Also there is more information on farmOS which can be found here. The farmOS application was created to be a complete management system to manage a single farm. A glance at the “Logs” section gives a good insight into what is covered in farmOS.
We have been using Permaledger-farmOS for the past 4-5 years for all related tasks involved in using seeds to grow food and beneficials, in and around Eugene; here are some statistics.
- Seeds Tracked In The System – 1,111 different varieties
- Seeding Events Tracked In The System – 3,281
- Transplanting Events Tracked In The System – 398
- Harvesting Events Tracked In The System – 513
Many more events can be tracked in Permaledger as can be seen in the Logs screenshot above. We can upload images and also each seed in the system has a QR Code.
There is a viewer login to Pemaledger here. User name – guest: pword !kL82xTug&
These are some guidelines from GPT4
“Creating a Web3 application stack to distribute seeds using a token-based model is an interesting concept that aligns with the principles of decentralization and sustainability. Here are some thoughts on how you can go about building a Seed Guild using the FREEOS token and The DAOscape:
1. Define the Purpose and Goals:
– Clearly define the objectives of your Seed Guild. Are you focused on promoting biodiversity, supporting sustainable agriculture, or achieving some other environmental or social goals?
– Set specific targets, such as the number of seeds distributed, regions covered, or impact metrics to measure success.
2. Token Utility:
– Determine the role of the FREEOS token within the Seed Guild ecosystem. How will it be used to facilitate the distribution of seeds?
– Consider creating a governance mechanism within The DAOscape that allows FREEOS token holders to vote on important decisions related to the Seed Guild.
3. Seed Sourcing:
– Establish partnerships with seed banks, local farmers, or organizations involved in seed conservation to source a diverse range of seeds.
– Ensure that seeds are ethically sourced, non-GMO, and suited for the target regions or ecosystems.
4. Distribution Mechanism:
– Develop a decentralized platform or application (DApp) where users can request seeds, provide information about their gardening practices, and demonstrate their commitment to sustainable agriculture.
– Utilize smart contracts to handle the distribution process, ensuring transparency and trustworthiness.
5. DAO Governance:
– Integrate The DAOscape into the governance structure of the Seed Guild. This will allow token holders to participate in decision-making processes related to seed selection, distribution, and project funding.
– Implement a transparent voting system where FREEOS token holders can propose and vote on initiatives, allocate resources, and manage the Seed Guild’s operations.
– Consider sustainability practices throughout the Seed Guild’s operations, from seed sourcing to distribution and beyond.
– Explore partnerships with environmental organizations, research institutions, and experts to ensure the long-term success of the project.
7. Education and Outreach:
– Develop educational materials and workshops to empower users with the knowledge and skills needed to grow and care for the distributed seeds.
– Create a community around the Seed Guild to share experiences, tips, and best practices.

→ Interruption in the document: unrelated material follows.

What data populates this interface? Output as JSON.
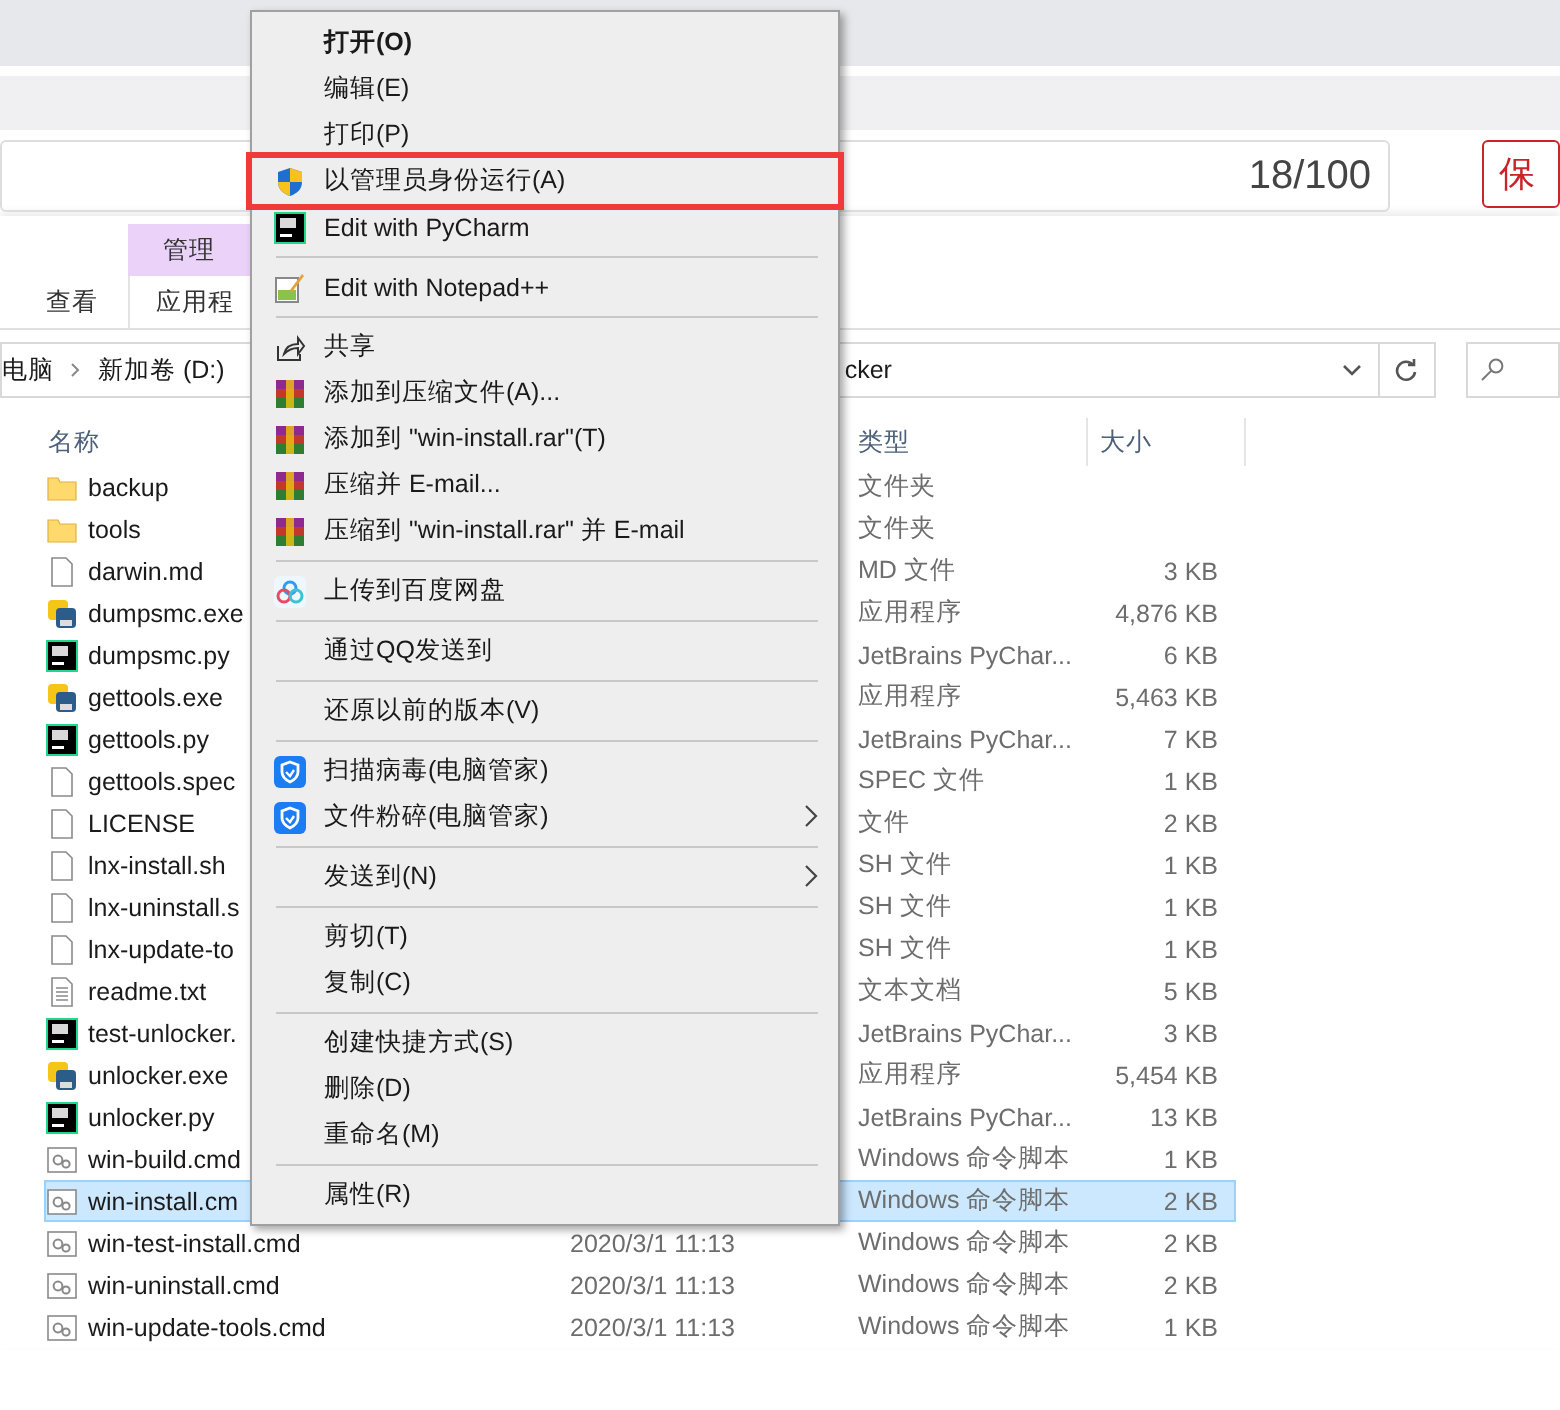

8. Metrics and Reporting:
– Implement a transparent system for tracking the impact of the Seed Guild. Provide regular updates and reports to FREEOS token holders and the wider community on the progress and achievements.
9. Legal and Regulatory Considerations:
– Ensure compliance with local laws and regulations regarding seed distribution, environmental initiatives, and token usage.
10. Partnerships and Funding:
– Seek partnerships with other Web3 projects, environmental organizations, and philanthropic entities to secure additional funding and support for the Seed Guild.
Building a Seed Guild using Web3 technology and token-based incentives can be a powerful way to promote sustainability and biodiversity. However, it will require careful planning, community engagement, and a commitment to the project’s long-term success.”